◆ **The problem**: Every record must be output verbatim in the reply.

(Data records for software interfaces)
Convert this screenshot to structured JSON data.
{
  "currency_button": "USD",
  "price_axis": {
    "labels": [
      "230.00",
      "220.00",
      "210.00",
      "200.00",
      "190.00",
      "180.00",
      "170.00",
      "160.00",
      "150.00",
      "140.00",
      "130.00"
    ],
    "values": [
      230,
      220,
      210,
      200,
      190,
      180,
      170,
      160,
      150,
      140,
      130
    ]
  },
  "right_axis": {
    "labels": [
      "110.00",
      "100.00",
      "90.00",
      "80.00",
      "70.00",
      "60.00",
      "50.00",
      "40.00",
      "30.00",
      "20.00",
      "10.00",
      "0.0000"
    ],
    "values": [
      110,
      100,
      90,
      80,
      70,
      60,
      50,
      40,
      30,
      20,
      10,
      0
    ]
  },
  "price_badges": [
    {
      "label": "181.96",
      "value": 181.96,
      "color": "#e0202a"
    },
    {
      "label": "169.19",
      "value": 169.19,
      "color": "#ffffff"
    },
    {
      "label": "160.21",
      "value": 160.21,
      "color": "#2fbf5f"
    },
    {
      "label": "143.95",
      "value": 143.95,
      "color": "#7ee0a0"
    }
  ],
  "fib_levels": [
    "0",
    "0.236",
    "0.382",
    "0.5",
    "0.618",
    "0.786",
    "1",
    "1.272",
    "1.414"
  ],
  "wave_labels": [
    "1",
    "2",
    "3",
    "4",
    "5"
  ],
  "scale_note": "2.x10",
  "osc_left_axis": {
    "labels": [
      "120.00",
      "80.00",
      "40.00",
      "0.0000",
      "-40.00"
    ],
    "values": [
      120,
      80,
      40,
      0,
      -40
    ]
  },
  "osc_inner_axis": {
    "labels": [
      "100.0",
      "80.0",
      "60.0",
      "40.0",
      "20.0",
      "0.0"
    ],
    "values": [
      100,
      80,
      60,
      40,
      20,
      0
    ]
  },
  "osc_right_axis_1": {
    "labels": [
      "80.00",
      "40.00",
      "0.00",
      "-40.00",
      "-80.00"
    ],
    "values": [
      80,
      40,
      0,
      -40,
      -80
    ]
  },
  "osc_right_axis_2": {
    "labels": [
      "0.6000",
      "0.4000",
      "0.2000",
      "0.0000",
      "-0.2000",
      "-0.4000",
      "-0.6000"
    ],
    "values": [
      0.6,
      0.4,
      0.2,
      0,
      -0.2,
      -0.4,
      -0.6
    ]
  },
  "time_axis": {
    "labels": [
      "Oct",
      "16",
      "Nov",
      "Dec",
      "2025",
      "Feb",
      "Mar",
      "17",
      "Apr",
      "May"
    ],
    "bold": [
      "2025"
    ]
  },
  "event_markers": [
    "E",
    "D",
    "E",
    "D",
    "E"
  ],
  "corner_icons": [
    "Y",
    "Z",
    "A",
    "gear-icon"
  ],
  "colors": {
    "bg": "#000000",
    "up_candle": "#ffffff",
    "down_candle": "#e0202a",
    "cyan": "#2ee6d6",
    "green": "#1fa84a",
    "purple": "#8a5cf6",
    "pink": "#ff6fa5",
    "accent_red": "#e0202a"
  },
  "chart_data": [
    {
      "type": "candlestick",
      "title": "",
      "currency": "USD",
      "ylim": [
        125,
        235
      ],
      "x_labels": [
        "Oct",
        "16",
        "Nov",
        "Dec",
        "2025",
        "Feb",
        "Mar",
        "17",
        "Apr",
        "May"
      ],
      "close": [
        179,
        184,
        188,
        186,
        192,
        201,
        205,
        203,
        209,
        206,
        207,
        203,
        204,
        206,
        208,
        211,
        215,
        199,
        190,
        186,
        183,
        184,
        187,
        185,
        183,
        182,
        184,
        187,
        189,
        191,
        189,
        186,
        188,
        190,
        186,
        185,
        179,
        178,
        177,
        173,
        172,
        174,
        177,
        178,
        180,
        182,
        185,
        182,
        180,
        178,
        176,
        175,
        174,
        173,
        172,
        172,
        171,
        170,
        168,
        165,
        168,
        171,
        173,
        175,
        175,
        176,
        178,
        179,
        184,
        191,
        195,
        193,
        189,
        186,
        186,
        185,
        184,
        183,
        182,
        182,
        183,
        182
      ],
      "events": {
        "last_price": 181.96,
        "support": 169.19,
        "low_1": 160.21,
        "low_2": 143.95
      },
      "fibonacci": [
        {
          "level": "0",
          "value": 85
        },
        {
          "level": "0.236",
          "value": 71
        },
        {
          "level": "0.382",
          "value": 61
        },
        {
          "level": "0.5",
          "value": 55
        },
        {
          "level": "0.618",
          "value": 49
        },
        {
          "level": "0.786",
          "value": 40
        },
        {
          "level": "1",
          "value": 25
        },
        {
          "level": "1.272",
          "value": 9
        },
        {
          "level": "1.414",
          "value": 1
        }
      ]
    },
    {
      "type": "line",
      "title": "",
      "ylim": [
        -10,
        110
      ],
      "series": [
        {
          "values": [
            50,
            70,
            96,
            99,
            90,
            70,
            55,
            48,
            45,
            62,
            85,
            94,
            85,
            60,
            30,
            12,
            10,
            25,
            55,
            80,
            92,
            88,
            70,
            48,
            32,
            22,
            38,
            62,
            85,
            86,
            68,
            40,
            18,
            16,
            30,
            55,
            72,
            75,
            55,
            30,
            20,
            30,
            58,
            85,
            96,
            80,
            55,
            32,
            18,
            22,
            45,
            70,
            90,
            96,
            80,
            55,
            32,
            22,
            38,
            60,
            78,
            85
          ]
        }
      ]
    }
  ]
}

◆ **Final answer**:
Convert this screenshot to structured JSON data.
{
  "currency_button": "USD",
  "price_axis": {
    "labels": [
      "230.00",
      "220.00",
      "210.00",
      "200.00",
      "190.00",
      "180.00",
      "170.00",
      "160.00",
      "150.00",
      "140.00",
      "130.00"
    ],
    "values": [
      230,
      220,
      210,
      200,
      190,
      180,
      170,
      160,
      150,
      140,
      130
    ]
  },
  "right_axis": {
    "labels": [
      "110.00",
      "100.00",
      "90.00",
      "80.00",
      "70.00",
      "60.00",
      "50.00",
      "40.00",
      "30.00",
      "20.00",
      "10.00",
      "0.0000"
    ],
    "values": [
      110,
      100,
      90,
      80,
      70,
      60,
      50,
      40,
      30,
      20,
      10,
      0
    ]
  },
  "price_badges": [
    {
      "label": "181.96",
      "value": 181.96,
      "color": "#e0202a"
    },
    {
      "label": "169.19",
      "value": 169.19,
      "color": "#ffffff"
    },
    {
      "label": "160.21",
      "value": 160.21,
      "color": "#2fbf5f"
    },
    {
      "label": "143.95",
      "value": 143.95,
      "color": "#7ee0a0"
    }
  ],
  "fib_levels": [
    "0",
    "0.236",
    "0.382",
    "0.5",
    "0.618",
    "0.786",
    "1",
    "1.272",
    "1.414"
  ],
  "wave_labels": [
    "1",
    "2",
    "3",
    "4",
    "5"
  ],
  "scale_note": "2.x10",
  "osc_left_axis": {
    "labels": [
      "120.00",
      "80.00",
      "40.00",
      "0.0000",
      "-40.00"
    ],
    "values": [
      120,
      80,
      40,
      0,
      -40
    ]
  },
  "osc_inner_axis": {
    "labels": [
      "100.0",
      "80.0",
      "60.0",
      "40.0",
      "20.0",
      "0.0"
    ],
    "values": [
      100,
      80,
      60,
      40,
      20,
      0
    ]
  },
  "osc_right_axis_1": {
    "labels": [
      "80.00",
      "40.00",
      "0.00",
      "-40.00",
      "-80.00"
    ],
    "values": [
      80,
      40,
      0,
      -40,
      -80
    ]
  },
  "osc_right_axis_2": {
    "labels": [
      "0.6000",
      "0.4000",
      "0.2000",
      "0.0000",
      "-0.2000",
      "-0.4000",
      "-0.6000"
    ],
    "values": [
      0.6,
      0.4,
      0.2,
      0,
      -0.2,
      -0.4,
      -0.6
    ]
  },
  "time_axis": {
    "labels": [
      "Oct",
      "16",
      "Nov",
      "Dec",
      "2025",
      "Feb",
      "Mar",
      "17",
      "Apr",
      "May"
    ],
    "bold": [
      "2025"
    ]
  },
  "event_markers": [
    "E",
    "D",
    "E",
    "D",
    "E"
  ],
  "corner_icons": [
    "Y",
    "Z",
    "A",
    "gear-icon"
  ],
  "colors": {
    "bg": "#000000",
    "up_candle": "#ffffff",
    "down_candle": "#e0202a",
    "cyan": "#2ee6d6",
    "green": "#1fa84a",
    "purple": "#8a5cf6",
    "pink": "#ff6fa5",
    "accent_red": "#e0202a"
  },
  "chart_data": [
    {
      "type": "candlestick",
      "title": "",
      "currency": "USD",
      "ylim": [
        125,
        235
      ],
      "x_labels": [
        "Oct",
        "16",
        "Nov",
        "Dec",
        "2025",
        "Feb",
        "Mar",
        "17",
        "Apr",
        "May"
      ],
      "close": [
        179,
        184,
        188,
        186,
        192,
        201,
        205,
        203,
        209,
        206,
        207,
        203,
        204,
        206,
        208,
        211,
        215,
        199,
        190,
        186,
        183,
        184,
        187,
        185,
        183,
        182,
        184,
        187,
        189,
        191,
        189,
        186,
        188,
        190,
        186,
        185,
        179,
        178,
        177,
        173,
        172,
        174,
        177,
        178,
        180,
        182,
        185,
        182,
        180,
        178,
        176,
        175,
        174,
        173,
        172,
        172,
        171,
        170,
        168,
        165,
        168,
        171,
        173,
        175,
        175,
        176,
        178,
        179,
        184,
        191,
        195,
        193,
        189,
        186,
        186,
        185,
        184,
        183,
        182,
        182,
        183,
        182
      ],
      "events": {
        "last_price": 181.96,
        "support": 169.19,
        "low_1": 160.21,
        "low_2": 143.95
      },
      "fibonacci": [
        {
          "level": "0",
          "value": 85
        },
        {
          "level": "0.236",
          "value": 71
        },
        {
          "level": "0.382",
          "value": 61
        },
        {
          "level": "0.5",
          "value": 55
        },
        {
          "level": "0.618",
          "value": 49
        },
        {
          "level": "0.786",
          "value": 40
        },
        {
          "level": "1",
          "value": 25
        },
        {
          "level": "1.272",
          "value": 9
        },
        {
          "level": "1.414",
          "value": 1
        }
      ]
    },
    {
      "type": "line",
      "title": "",
      "ylim": [
        -10,
        110
      ],
      "series": [
        {
          "values": [
            50,
            70,
            96,
            99,
            90,
            70,
            55,
            48,
            45,
            62,
            85,
            94,
            85,
            60,
            30,
            12,
            10,
            25,
            55,
            80,
            92,
            88,
            70,
            48,
            32,
            22,
            38,
            62,
            85,
            86,
            68,
            40,
            18,
            16,
            30,
            55,
            72,
            75,
            55,
            30,
            20,
            30,
            58,
            85,
            96,
            80,
            55,
            32,
            18,
            22,
            45,
            70,
            90,
            96,
            80,
            55,
            32,
            22,
            38,
            60,
            78,
            85
          ]
        }
      ]
    }
  ]
}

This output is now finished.